## Work task
The response must contain every record, repeated exactly.

## Material for this task

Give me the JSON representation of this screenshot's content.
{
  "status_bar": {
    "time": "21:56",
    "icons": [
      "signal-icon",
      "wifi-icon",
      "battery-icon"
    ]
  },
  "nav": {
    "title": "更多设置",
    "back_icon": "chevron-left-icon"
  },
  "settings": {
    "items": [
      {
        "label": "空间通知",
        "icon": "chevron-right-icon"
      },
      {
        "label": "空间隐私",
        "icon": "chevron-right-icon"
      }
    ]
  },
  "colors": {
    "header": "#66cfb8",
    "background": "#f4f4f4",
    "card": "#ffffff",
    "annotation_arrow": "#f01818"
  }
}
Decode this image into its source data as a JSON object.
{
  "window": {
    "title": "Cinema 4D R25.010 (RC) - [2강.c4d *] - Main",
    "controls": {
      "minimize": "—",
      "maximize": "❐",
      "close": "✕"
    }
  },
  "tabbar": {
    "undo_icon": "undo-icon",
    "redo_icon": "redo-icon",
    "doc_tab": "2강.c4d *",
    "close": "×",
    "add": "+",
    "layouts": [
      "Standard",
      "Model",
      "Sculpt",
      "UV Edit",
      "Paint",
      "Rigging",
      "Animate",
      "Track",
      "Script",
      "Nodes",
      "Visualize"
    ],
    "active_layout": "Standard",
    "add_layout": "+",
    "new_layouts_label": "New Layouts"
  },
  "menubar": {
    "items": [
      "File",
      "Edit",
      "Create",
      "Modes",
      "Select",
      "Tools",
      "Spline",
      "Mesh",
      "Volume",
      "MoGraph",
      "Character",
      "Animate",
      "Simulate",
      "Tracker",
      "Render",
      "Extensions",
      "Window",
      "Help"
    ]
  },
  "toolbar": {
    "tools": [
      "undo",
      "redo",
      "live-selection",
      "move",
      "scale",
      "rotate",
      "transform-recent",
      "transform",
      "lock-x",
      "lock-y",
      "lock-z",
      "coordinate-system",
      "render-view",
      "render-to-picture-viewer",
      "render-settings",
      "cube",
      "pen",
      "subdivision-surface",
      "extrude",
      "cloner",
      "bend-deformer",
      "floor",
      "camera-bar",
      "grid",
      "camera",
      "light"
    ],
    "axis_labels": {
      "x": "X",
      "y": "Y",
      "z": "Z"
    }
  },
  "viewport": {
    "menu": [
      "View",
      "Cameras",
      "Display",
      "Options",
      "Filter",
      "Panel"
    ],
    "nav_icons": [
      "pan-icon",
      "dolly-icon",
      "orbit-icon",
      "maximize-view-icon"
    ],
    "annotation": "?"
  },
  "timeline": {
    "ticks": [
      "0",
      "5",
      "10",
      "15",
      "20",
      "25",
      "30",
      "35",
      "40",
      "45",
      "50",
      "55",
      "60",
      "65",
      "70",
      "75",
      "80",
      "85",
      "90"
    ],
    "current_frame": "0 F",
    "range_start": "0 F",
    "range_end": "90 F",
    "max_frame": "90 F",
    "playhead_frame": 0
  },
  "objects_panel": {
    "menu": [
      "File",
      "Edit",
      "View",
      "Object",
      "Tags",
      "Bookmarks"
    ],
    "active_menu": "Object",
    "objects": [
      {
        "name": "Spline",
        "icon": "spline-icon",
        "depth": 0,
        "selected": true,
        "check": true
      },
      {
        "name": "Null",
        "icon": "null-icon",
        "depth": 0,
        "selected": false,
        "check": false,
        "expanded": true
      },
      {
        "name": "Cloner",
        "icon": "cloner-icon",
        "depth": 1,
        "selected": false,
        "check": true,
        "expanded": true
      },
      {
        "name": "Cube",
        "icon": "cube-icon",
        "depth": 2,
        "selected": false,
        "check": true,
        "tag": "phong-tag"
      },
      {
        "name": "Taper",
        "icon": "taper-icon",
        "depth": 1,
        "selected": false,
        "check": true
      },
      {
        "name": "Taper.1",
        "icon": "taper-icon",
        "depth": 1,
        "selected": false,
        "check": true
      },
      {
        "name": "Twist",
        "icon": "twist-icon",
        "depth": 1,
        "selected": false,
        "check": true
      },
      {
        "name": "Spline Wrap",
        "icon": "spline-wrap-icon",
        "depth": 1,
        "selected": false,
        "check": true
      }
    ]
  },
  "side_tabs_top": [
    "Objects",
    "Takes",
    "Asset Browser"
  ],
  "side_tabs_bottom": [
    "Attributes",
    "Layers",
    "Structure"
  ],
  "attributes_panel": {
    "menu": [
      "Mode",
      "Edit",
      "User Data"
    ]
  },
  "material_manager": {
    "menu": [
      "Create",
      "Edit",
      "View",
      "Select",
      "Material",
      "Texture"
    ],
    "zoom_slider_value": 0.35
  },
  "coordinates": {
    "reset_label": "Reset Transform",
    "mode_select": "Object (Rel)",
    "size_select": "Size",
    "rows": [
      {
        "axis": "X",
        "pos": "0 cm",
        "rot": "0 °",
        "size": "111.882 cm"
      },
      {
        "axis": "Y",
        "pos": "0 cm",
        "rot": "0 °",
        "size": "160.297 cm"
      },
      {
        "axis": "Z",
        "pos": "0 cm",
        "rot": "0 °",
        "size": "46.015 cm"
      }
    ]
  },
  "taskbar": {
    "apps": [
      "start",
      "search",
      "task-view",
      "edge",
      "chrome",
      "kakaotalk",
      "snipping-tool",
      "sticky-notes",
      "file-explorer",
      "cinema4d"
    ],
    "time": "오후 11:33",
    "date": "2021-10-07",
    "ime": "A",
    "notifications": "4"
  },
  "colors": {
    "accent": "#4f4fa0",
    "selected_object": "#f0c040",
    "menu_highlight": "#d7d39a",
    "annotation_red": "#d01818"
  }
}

## Response to the task
Give me the JSON representation of this screenshot's content.
{
  "status_bar": {
    "time": "21:56",
    "icons": [
      "signal-icon",
      "wifi-icon",
      "battery-icon"
    ]
  },
  "nav": {
    "title": "更多设置",
    "back_icon": "chevron-left-icon"
  },
  "settings": {
    "items": [
      {
        "label": "空间通知",
        "icon": "chevron-right-icon"
      },
      {
        "label": "空间隐私",
        "icon": "chevron-right-icon"
      }
    ]
  },
  "colors": {
    "header": "#66cfb8",
    "background": "#f4f4f4",
    "card": "#ffffff",
    "annotation_arrow": "#f01818"
  }
}
Decode this image into its source data as a JSON object.
{
  "window": {
    "title": "Cinema 4D R25.010 (RC) - [2강.c4d *] - Main",
    "controls": {
      "minimize": "—",
      "maximize": "❐",
      "close": "✕"
    }
  },
  "tabbar": {
    "undo_icon": "undo-icon",
    "redo_icon": "redo-icon",
    "doc_tab": "2강.c4d *",
    "close": "×",
    "add": "+",
    "layouts": [
      "Standard",
      "Model",
      "Sculpt",
      "UV Edit",
      "Paint",
      "Rigging",
      "Animate",
      "Track",
      "Script",
      "Nodes",
      "Visualize"
    ],
    "active_layout": "Standard",
    "add_layout": "+",
    "new_layouts_label": "New Layouts"
  },
  "menubar": {
    "items": [
      "File",
      "Edit",
      "Create",
      "Modes",
      "Select",
      "Tools",
      "Spline",
      "Mesh",
      "Volume",
      "MoGraph",
      "Character",
      "Animate",
      "Simulate",
      "Tracker",
      "Render",
      "Extensions",
      "Window",
      "Help"
    ]
  },
  "toolbar": {
    "tools": [
      "undo",
      "redo",
      "live-selection",
      "move",
      "scale",
      "rotate",
      "transform-recent",
      "transform",
      "lock-x",
      "lock-y",
      "lock-z",
      "coordinate-system",
      "render-view",
      "render-to-picture-viewer",
      "render-settings",
      "cube",
      "pen",
      "subdivision-surface",
      "extrude",
      "cloner",
      "bend-deformer",
      "floor",
      "camera-bar",
      "grid",
      "camera",
      "light"
    ],
    "axis_labels": {
      "x": "X",
      "y": "Y",
      "z": "Z"
    }
  },
  "viewport": {
    "menu": [
      "View",
      "Cameras",
      "Display",
      "Options",
      "Filter",
      "Panel"
    ],
    "nav_icons": [
      "pan-icon",
      "dolly-icon",
      "orbit-icon",
      "maximize-view-icon"
    ],
    "annotation": "?"
  },
  "timeline": {
    "ticks": [
      "0",
      "5",
      "10",
      "15",
      "20",
      "25",
      "30",
      "35",
      "40",
      "45",
      "50",
      "55",
      "60",
      "65",
      "70",
      "75",
      "80",
      "85",
      "90"
    ],
    "current_frame": "0 F",
    "range_start": "0 F",
    "range_end": "90 F",
    "max_frame": "90 F",
    "playhead_frame": 0
  },
  "objects_panel": {
    "menu": [
      "File",
      "Edit",
      "View",
      "Object",
      "Tags",
      "Bookmarks"
    ],
    "active_menu": "Object",
    "objects": [
      {
        "name": "Spline",
        "icon": "spline-icon",
        "depth": 0,
        "selected": true,
        "check": true
      },
      {
        "name": "Null",
        "icon": "null-icon",
        "depth": 0,
        "selected": false,
        "check": false,
        "expanded": true
      },
      {
        "name": "Cloner",
        "icon": "cloner-icon",
        "depth": 1,
        "selected": false,
        "check": true,
        "expanded": true
      },
      {
        "name": "Cube",
        "icon": "cube-icon",
        "depth": 2,
        "selected": false,
        "check": true,
        "tag": "phong-tag"
      },
      {
        "name": "Taper",
        "icon": "taper-icon",
        "depth": 1,
        "selected": false,
        "check": true
      },
      {
        "name": "Taper.1",
        "icon": "taper-icon",
        "depth": 1,
        "selected": false,
        "check": true
      },
      {
        "name": "Twist",
        "icon": "twist-icon",
        "depth": 1,
        "selected": false,
        "check": true
      },
      {
        "name": "Spline Wrap",
        "icon": "spline-wrap-icon",
        "depth": 1,
        "selected": false,
        "check": true
      }
    ]
  },
  "side_tabs_top": [
    "Objects",
    "Takes",
    "Asset Browser"
  ],
  "side_tabs_bottom": [
    "Attributes",
    "Layers",
    "Structure"
  ],
  "attributes_panel": {
    "menu": [
      "Mode",
      "Edit",
      "User Data"
    ]
  },
  "material_manager": {
    "menu": [
      "Create",
      "Edit",
      "View",
      "Select",
      "Material",
      "Texture"
    ],
    "zoom_slider_value": 0.35
  },
  "coordinates": {
    "reset_label": "Reset Transform",
    "mode_select": "Object (Rel)",
    "size_select": "Size",
    "rows": [
      {
        "axis": "X",
        "pos": "0 cm",
        "rot": "0 °",
        "size": "111.882 cm"
      },
      {
        "axis": "Y",
        "pos": "0 cm",
        "rot": "0 °",
        "size": "160.297 cm"
      },
      {
        "axis": "Z",
        "pos": "0 cm",
        "rot": "0 °",
        "size": "46.015 cm"
      }
    ]
  },
  "taskbar": {
    "apps": [
      "start",
      "search",
      "task-view",
      "edge",
      "chrome",
      "kakaotalk",
      "snipping-tool",
      "sticky-notes",
      "file-explorer",
      "cinema4d"
    ],
    "time": "오후 11:33",
    "date": "2021-10-07",
    "ime": "A",
    "notifications": "4"
  },
  "colors": {
    "accent": "#4f4fa0",
    "selected_object": "#f0c040",
    "menu_highlight": "#d7d39a",
    "annotation_red": "#d01818"
  }
}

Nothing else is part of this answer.